Goal of the exercise → Write all of the entries out again exactly, but not the images.

Material shown →
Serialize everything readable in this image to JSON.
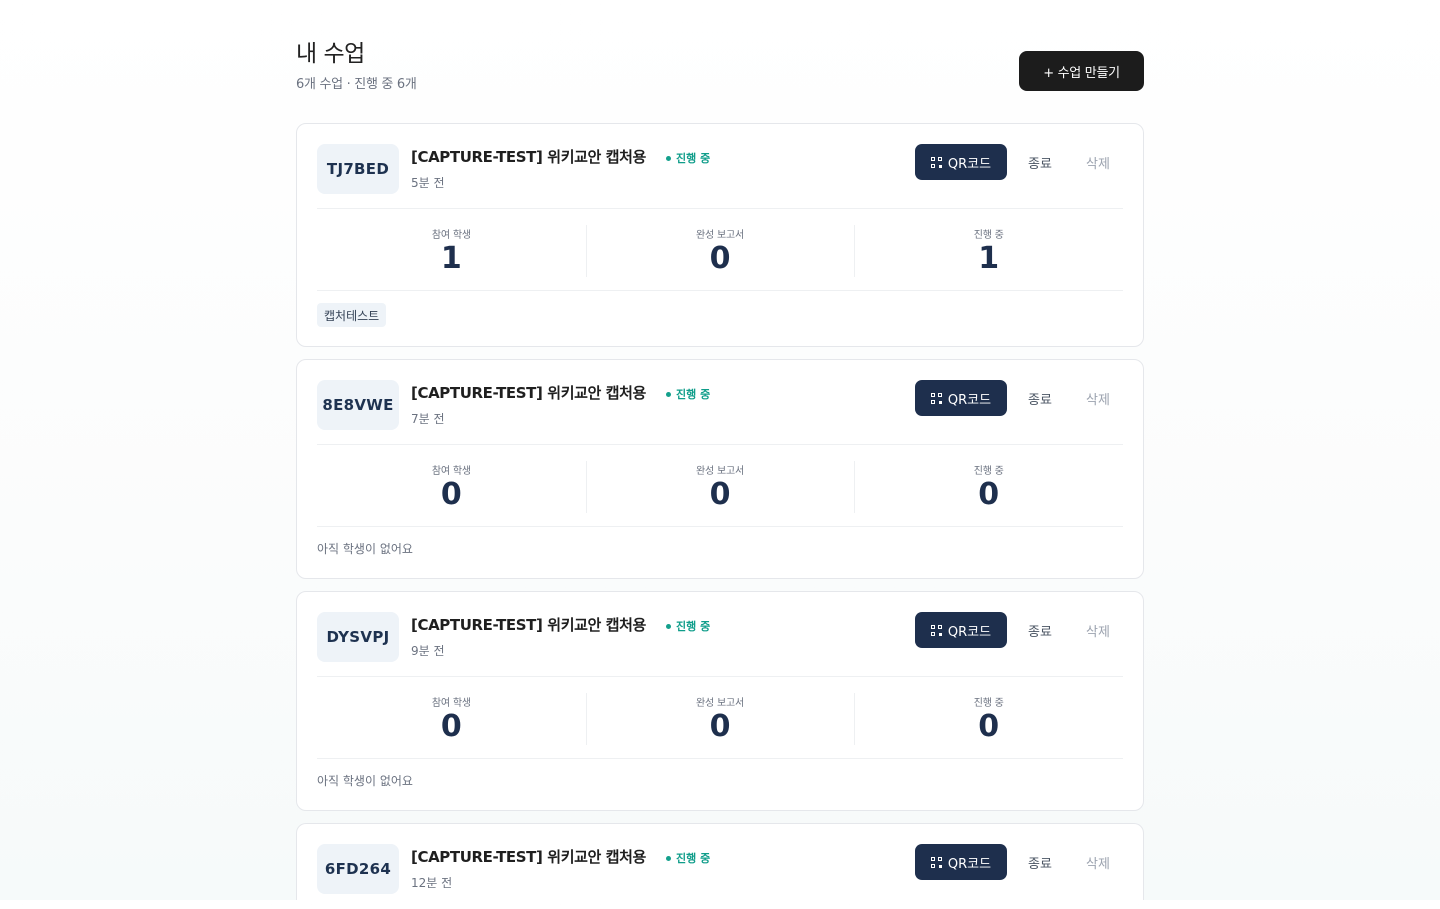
{
  "header": {
    "title": "내 수업",
    "subtitle": "6개 수업 · 진행 중 6개",
    "create_label": "+ 수업 만들기"
  },
  "classes": [
    {
      "code": "TJ7BED",
      "title": "[CAPTURE-TEST] 위키교안 캡처용",
      "status": "진행 중",
      "time": "5분 전",
      "qr_label": "QR코드",
      "end_label": "종료",
      "delete_label": "삭제",
      "stats": [
        {
          "label": "참여 학생",
          "value": "1"
        },
        {
          "label": "완성 보고서",
          "value": "0"
        },
        {
          "label": "진행 중",
          "value": "1"
        }
      ],
      "tag": "캡처테스트"
    },
    {
      "code": "8E8VWE",
      "title": "[CAPTURE-TEST] 위키교안 캡처용",
      "status": "진행 중",
      "time": "7분 전",
      "qr_label": "QR코드",
      "end_label": "종료",
      "delete_label": "삭제",
      "stats": [
        {
          "label": "참여 학생",
          "value": "0"
        },
        {
          "label": "완성 보고서",
          "value": "0"
        },
        {
          "label": "진행 중",
          "value": "0"
        }
      ],
      "empty_text": "아직 학생이 없어요"
    },
    {
      "code": "DYSVPJ",
      "title": "[CAPTURE-TEST] 위키교안 캡처용",
      "status": "진행 중",
      "time": "9분 전",
      "qr_label": "QR코드",
      "end_label": "종료",
      "delete_label": "삭제",
      "stats": [
        {
          "label": "참여 학생",
          "value": "0"
        },
        {
          "label": "완성 보고서",
          "value": "0"
        },
        {
          "label": "진행 중",
          "value": "0"
        }
      ],
      "empty_text": "아직 학생이 없어요"
    },
    {
      "code": "6FD264",
      "title": "[CAPTURE-TEST] 위키교안 캡처용",
      "status": "진행 중",
      "time": "12분 전",
      "qr_label": "QR코드",
      "end_label": "종료",
      "delete_label": "삭제"
    }
  ]
}
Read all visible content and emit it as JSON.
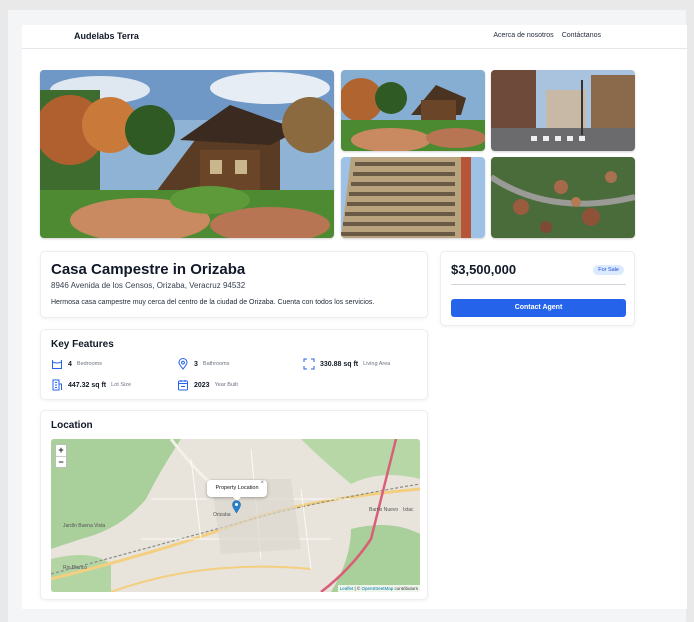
{
  "header": {
    "brand": "Audelabs Terra",
    "nav": [
      "Acerca de nosotros",
      "Contáctanos"
    ]
  },
  "gallery": {
    "photos": [
      "house-main",
      "house-secondary",
      "street-crossing",
      "apartment-building",
      "aerial-neighborhood"
    ]
  },
  "property": {
    "title": "Casa Campestre in Orizaba",
    "address": "8946 Avenida de los Censos, Orizaba, Veracruz 94532",
    "description": "Hermosa casa campestre muy cerca del centro de la ciudad de Orizaba. Cuenta con todos los servicios."
  },
  "pricing": {
    "price": "$3,500,000",
    "status": "For Sale",
    "contact_label": "Contact Agent",
    "accent": "#2563eb"
  },
  "features": {
    "title": "Key Features",
    "items": [
      {
        "icon": "bed-icon",
        "value": "4",
        "label": "Bedrooms"
      },
      {
        "icon": "location-pin-icon",
        "value": "3",
        "label": "Bathrooms"
      },
      {
        "icon": "expand-icon",
        "value": "330.88 sq ft",
        "label": "Living Area"
      },
      {
        "icon": "building-icon",
        "value": "447.32 sq ft",
        "label": "Lot Size"
      },
      {
        "icon": "calendar-icon",
        "value": "2023",
        "label": "Year Built"
      }
    ]
  },
  "location": {
    "title": "Location",
    "zoom_in": "+",
    "zoom_out": "−",
    "popup": "Property Location",
    "popup_close": "×",
    "labels": [
      "Orizaba",
      "Ixtac",
      "Rio Blanco",
      "Barrio Nuevo",
      "Jardín Buena Vista"
    ],
    "attribution_leaflet": "Leaflet",
    "attribution_sep": " | © ",
    "attribution_osm": "OpenStreetMap",
    "attribution_tail": " contributors"
  }
}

Task result →
Serialize everything readable in this image to JSON.
{
  "header": {
    "title": "내 수업",
    "subtitle": "6개 수업 · 진행 중 6개",
    "create_label": "+ 수업 만들기"
  },
  "classes": [
    {
      "code": "TJ7BED",
      "title": "[CAPTURE-TEST] 위키교안 캡처용",
      "status": "진행 중",
      "time": "5분 전",
      "qr_label": "QR코드",
      "end_label": "종료",
      "delete_label": "삭제",
      "stats": [
        {
          "label": "참여 학생",
          "value": "1"
        },
        {
          "label": "완성 보고서",
          "value": "0"
        },
        {
          "label": "진행 중",
          "value": "1"
        }
      ],
      "tag": "캡처테스트"
    },
    {
      "code": "8E8VWE",
      "title": "[CAPTURE-TEST] 위키교안 캡처용",
      "status": "진행 중",
      "time": "7분 전",
      "qr_label": "QR코드",
      "end_label": "종료",
      "delete_label": "삭제",
      "stats": [
        {
          "label": "참여 학생",
          "value": "0"
        },
        {
          "label": "완성 보고서",
          "value": "0"
        },
        {
          "label": "진행 중",
          "value": "0"
        }
      ],
      "empty_text": "아직 학생이 없어요"
    },
    {
      "code": "DYSVPJ",
      "title": "[CAPTURE-TEST] 위키교안 캡처용",
      "status": "진행 중",
      "time": "9분 전",
      "qr_label": "QR코드",
      "end_label": "종료",
      "delete_label": "삭제",
      "stats": [
        {
          "label": "참여 학생",
          "value": "0"
        },
        {
          "label": "완성 보고서",
          "value": "0"
        },
        {
          "label": "진행 중",
          "value": "0"
        }
      ],
      "empty_text": "아직 학생이 없어요"
    },
    {
      "code": "6FD264",
      "title": "[CAPTURE-TEST] 위키교안 캡처용",
      "status": "진행 중",
      "time": "12분 전",
      "qr_label": "QR코드",
      "end_label": "종료",
      "delete_label": "삭제"
    }
  ]
}
Read all visible content and emit it as JSON.
{
  "header": {
    "brand": "Audelabs Terra",
    "nav": [
      "Acerca de nosotros",
      "Contáctanos"
    ]
  },
  "gallery": {
    "photos": [
      "house-main",
      "house-secondary",
      "street-crossing",
      "apartment-building",
      "aerial-neighborhood"
    ]
  },
  "property": {
    "title": "Casa Campestre in Orizaba",
    "address": "8946 Avenida de los Censos, Orizaba, Veracruz 94532",
    "description": "Hermosa casa campestre muy cerca del centro de la ciudad de Orizaba. Cuenta con todos los servicios."
  },
  "pricing": {
    "price": "$3,500,000",
    "status": "For Sale",
    "contact_label": "Contact Agent",
    "accent": "#2563eb"
  },
  "features": {
    "title": "Key Features",
    "items": [
      {
        "icon": "bed-icon",
        "value": "4",
        "label": "Bedrooms"
      },
      {
        "icon": "location-pin-icon",
        "value": "3",
        "label": "Bathrooms"
      },
      {
        "icon": "expand-icon",
        "value": "330.88 sq ft",
        "label": "Living Area"
      },
      {
        "icon": "building-icon",
        "value": "447.32 sq ft",
        "label": "Lot Size"
      },
      {
        "icon": "calendar-icon",
        "value": "2023",
        "label": "Year Built"
      }
    ]
  },
  "location": {
    "title": "Location",
    "zoom_in": "+",
    "zoom_out": "−",
    "popup": "Property Location",
    "popup_close": "×",
    "labels": [
      "Orizaba",
      "Ixtac",
      "Rio Blanco",
      "Barrio Nuevo",
      "Jardín Buena Vista"
    ],
    "attribution_leaflet": "Leaflet",
    "attribution_sep": " | © ",
    "attribution_osm": "OpenStreetMap",
    "attribution_tail": " contributors"
  }
}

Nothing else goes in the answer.